I resent the fact that the reviewer chose to trot out the fact that this play and its playwright both got their start in regional theater, its cheap and highlights what I hate most about New York. As a transplant from Cleveland to NYC, this is the thing I hate most about New York theater, the superiority. Take a moment and step back from your overblown egos and take a look at the rest of the county and appreciate what we have to offer. I may live here now, but I will never consider myself a New Yorker. I'm sorry, but this isn;t the greatest city in the country, or the world, its a damn good one, but if New York got ranked for its humility, it would be below 0. 

Ronald S

Velocity of Autumn is a sensitive and poignant play about the process of aging. Eric Coble has crafted an accurate portrayal of how children attempt to deal with a once vibrant parent who is now aging and experiencing difficulty with daily life.Anyone who has had this experience, the desire to ‘do what is best for Mom’, is something that is easily relatable.But, in doing so, the failure to consider what is ‘best for Mom’ may not be ‘best’ for them. The play is brilliantly crafted to make the audience aware that one needs to listen to the aging parent and to try to see, and understand what they are feeling.

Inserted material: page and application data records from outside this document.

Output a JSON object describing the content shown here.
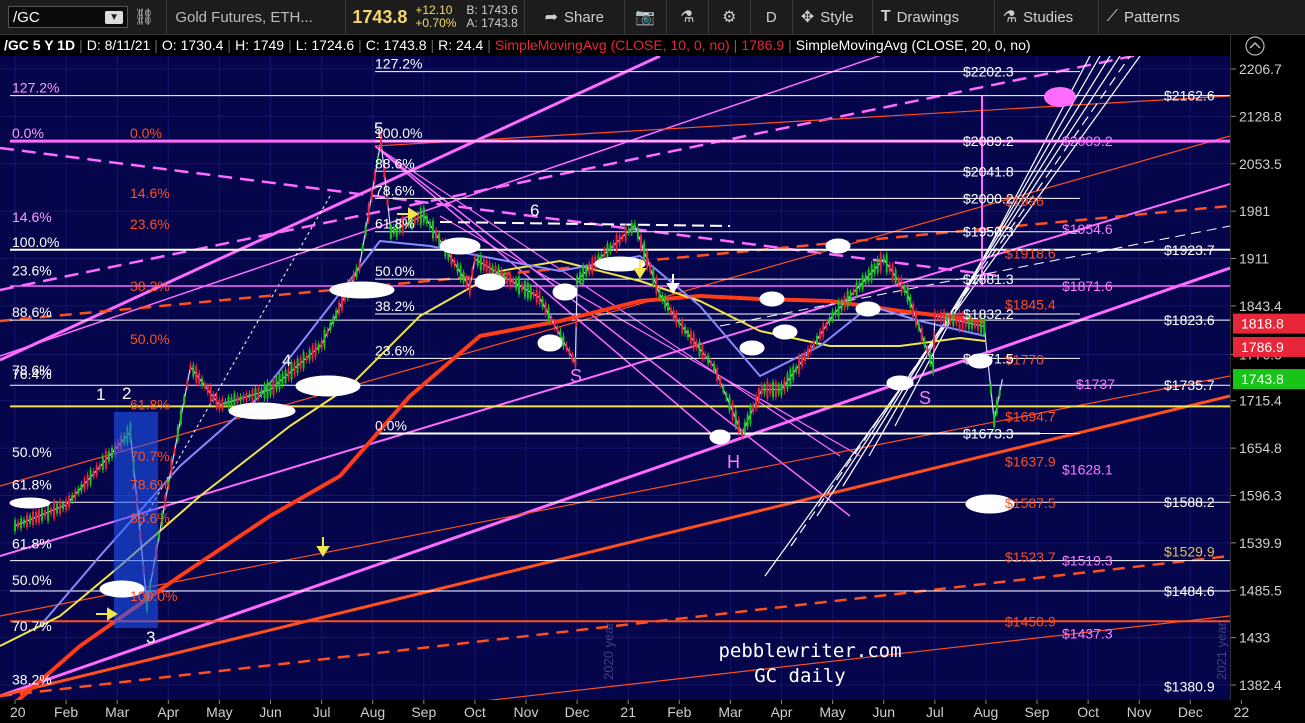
{
  "toolbar": {
    "symbol": "/GC",
    "description": "Gold Futures, ETH...",
    "last_price": "1743.8",
    "change_abs": "+12.10",
    "change_pct": "+0.70%",
    "bid": "B: 1743.6",
    "ask": "A: 1743.8",
    "share_label": "Share",
    "period": "D",
    "style_label": "Style",
    "drawings_label": "Drawings",
    "studies_label": "Studies",
    "patterns_label": "Patterns"
  },
  "infoline": {
    "symbol_period": "/GC 5 Y 1D",
    "date": "D: 8/11/21",
    "open": "O: 1730.4",
    "high": "H: 1749",
    "low": "L: 1724.6",
    "close": "C: 1743.8",
    "range": "R: 24.4",
    "sma10_label": "SimpleMovingAvg (CLOSE, 10, 0, no)",
    "sma10_value": "1786.9",
    "sma20_label": "SimpleMovingAvg (CLOSE, 20, 0, no)"
  },
  "watermark": {
    "site": "pebblewriter.com",
    "subtitle": "GC daily",
    "year_2020": "2020 year",
    "year_2021": "2021 year"
  },
  "colors": {
    "background": "#05054c",
    "sma10": "#e8263a",
    "sma20": "#ffffff",
    "sma50": "#f0e54a",
    "sma100": "#8a8aff",
    "sma200": "#ff3b1a",
    "channel_magenta": "#ff6bff",
    "fib_orange": "#ff4e20",
    "up_candle": "#19c419",
    "down_candle": "#e8263a"
  },
  "chart_data": {
    "type": "candlestick",
    "symbol": "/GC",
    "interval": "1D",
    "x_ticks": [
      "20",
      "Feb",
      "Mar",
      "Apr",
      "May",
      "Jun",
      "Jul",
      "Aug",
      "Sep",
      "Oct",
      "Nov",
      "Dec",
      "21",
      "Feb",
      "Mar",
      "Apr",
      "May",
      "Jun",
      "Jul",
      "Aug",
      "Sep",
      "Oct",
      "Nov",
      "Dec",
      "22"
    ],
    "y_ticks": [
      2206.7,
      2128.8,
      2053.5,
      1981,
      1911,
      1843.4,
      1776.6,
      1715.4,
      1654.8,
      1596.3,
      1539.9,
      1485.5,
      1433,
      1382.4
    ],
    "ylim": [
      1382.4,
      2206.7
    ],
    "price_badges": [
      {
        "label": "1818.8",
        "color": "#e8263a"
      },
      {
        "label": "1786.9",
        "color": "#e8263a"
      },
      {
        "label": "1743.8",
        "color": "#19c419"
      }
    ],
    "price_path": [
      {
        "x": "2020-01",
        "y": 1560
      },
      {
        "x": "2020-02",
        "y": 1585
      },
      {
        "x": "2020-03-09",
        "y": 1675
      },
      {
        "x": "2020-03-19",
        "y": 1470
      },
      {
        "x": "2020-04",
        "y": 1610
      },
      {
        "x": "2020-04-14",
        "y": 1760
      },
      {
        "x": "2020-05",
        "y": 1710
      },
      {
        "x": "2020-06",
        "y": 1730
      },
      {
        "x": "2020-07",
        "y": 1790
      },
      {
        "x": "2020-07-24",
        "y": 1900
      },
      {
        "x": "2020-08-06",
        "y": 2089.2
      },
      {
        "x": "2020-08-12",
        "y": 1950
      },
      {
        "x": "2020-09",
        "y": 1975
      },
      {
        "x": "2020-09-28",
        "y": 1870
      },
      {
        "x": "2020-10",
        "y": 1910
      },
      {
        "x": "2020-11-09",
        "y": 1855
      },
      {
        "x": "2020-11-30",
        "y": 1765
      },
      {
        "x": "2020-12",
        "y": 1880
      },
      {
        "x": "2021-01-05",
        "y": 1960
      },
      {
        "x": "2021-01-20",
        "y": 1860
      },
      {
        "x": "2021-02",
        "y": 1820
      },
      {
        "x": "2021-02-20",
        "y": 1760
      },
      {
        "x": "2021-03-08",
        "y": 1673.3
      },
      {
        "x": "2021-03-20",
        "y": 1730
      },
      {
        "x": "2021-04",
        "y": 1730
      },
      {
        "x": "2021-04-20",
        "y": 1790
      },
      {
        "x": "2021-05",
        "y": 1830
      },
      {
        "x": "2021-06-01",
        "y": 1910
      },
      {
        "x": "2021-06-15",
        "y": 1860
      },
      {
        "x": "2021-06-30",
        "y": 1760
      },
      {
        "x": "2021-07",
        "y": 1830
      },
      {
        "x": "2021-07-31",
        "y": 1815
      },
      {
        "x": "2021-08-06",
        "y": 1690
      },
      {
        "x": "2021-08-11",
        "y": 1743.8
      }
    ],
    "moving_averages": [
      {
        "name": "SimpleMovingAvg (CLOSE, 10, 0, no)",
        "value": 1786.9,
        "color": "#e8263a"
      },
      {
        "name": "SimpleMovingAvg (CLOSE, 20, 0, no)",
        "value": 1818.8,
        "color": "#ffffff"
      }
    ],
    "right_levels": [
      {
        "label": "$2162.6",
        "value": 2162.6
      },
      {
        "label": "$2089.2",
        "value": 2089.2
      },
      {
        "label": "$1954.6",
        "value": 1954.6
      },
      {
        "label": "$1923.7",
        "value": 1923.7
      },
      {
        "label": "$1871.6",
        "value": 1871.6
      },
      {
        "label": "$1823.6",
        "value": 1823.6
      },
      {
        "label": "$1737",
        "value": 1737
      },
      {
        "label": "$1735.7",
        "value": 1735.7
      },
      {
        "label": "$1628.1",
        "value": 1628.1
      },
      {
        "label": "$1588.2",
        "value": 1588.2
      },
      {
        "label": "$1529.9",
        "value": 1529.9
      },
      {
        "label": "$1519.3",
        "value": 1519.3
      },
      {
        "label": "$1484.6",
        "value": 1484.6
      },
      {
        "label": "$1437.3",
        "value": 1437.3
      },
      {
        "label": "$1380.9",
        "value": 1380.9
      }
    ],
    "fib_levels_orange": [
      {
        "label": "$1996",
        "value": 1996
      },
      {
        "label": "$1918.6",
        "value": 1918.6
      },
      {
        "label": "$1845.4",
        "value": 1845.4
      },
      {
        "label": "$1770",
        "value": 1770
      },
      {
        "label": "$1694.7",
        "value": 1694.7
      },
      {
        "label": "$1637.9",
        "value": 1637.9
      },
      {
        "label": "$1587.5",
        "value": 1587.5
      },
      {
        "label": "$1523.7",
        "value": 1523.7
      },
      {
        "label": "$1450.9",
        "value": 1450.9
      }
    ],
    "fib_levels_white": [
      {
        "label": "$2202.3",
        "value": 2202.3
      },
      {
        "label": "$2089.2",
        "value": 2089.2
      },
      {
        "label": "$2041.8",
        "value": 2041.8
      },
      {
        "label": "$2000.2",
        "value": 2000.2
      },
      {
        "label": "$1950.3",
        "value": 1950.3
      },
      {
        "label": "$1881.3",
        "value": 1881.3
      },
      {
        "label": "$1832.2",
        "value": 1832.2
      },
      {
        "label": "$1771.5",
        "value": 1771.5
      },
      {
        "label": "$1673.3",
        "value": 1673.3
      }
    ],
    "fib_pct_white": [
      "127.2%",
      "100.0%",
      "88.6%",
      "78.6%",
      "61.8%",
      "50.0%",
      "38.2%",
      "23.6%",
      "0.0%"
    ],
    "fib_pct_orange": [
      "0.0%",
      "14.6%",
      "23.6%",
      "38.2%",
      "50.0%",
      "61.8%",
      "70.7%",
      "78.6%",
      "88.6%",
      "100.0%"
    ],
    "fib_pct_magenta": [
      "127.2%",
      "0.0%",
      "14.6%",
      "100.0%",
      "23.6%",
      "88.6%",
      "78.6%",
      "76.4%",
      "61.8%",
      "50.0%",
      "61.8%",
      "50.0%",
      "70.7%",
      "38.2%"
    ],
    "wave_labels": [
      "1",
      "2",
      "3",
      "4",
      "5",
      "6"
    ],
    "pattern_labels": [
      "S",
      "H",
      "S"
    ]
  }
}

Estelle Parsons skillfully crafted performance and Stephen Spinetta’s ability to listen, cajole and, albeit, not always agree with his mother; shape a wonder, thought provoking evening.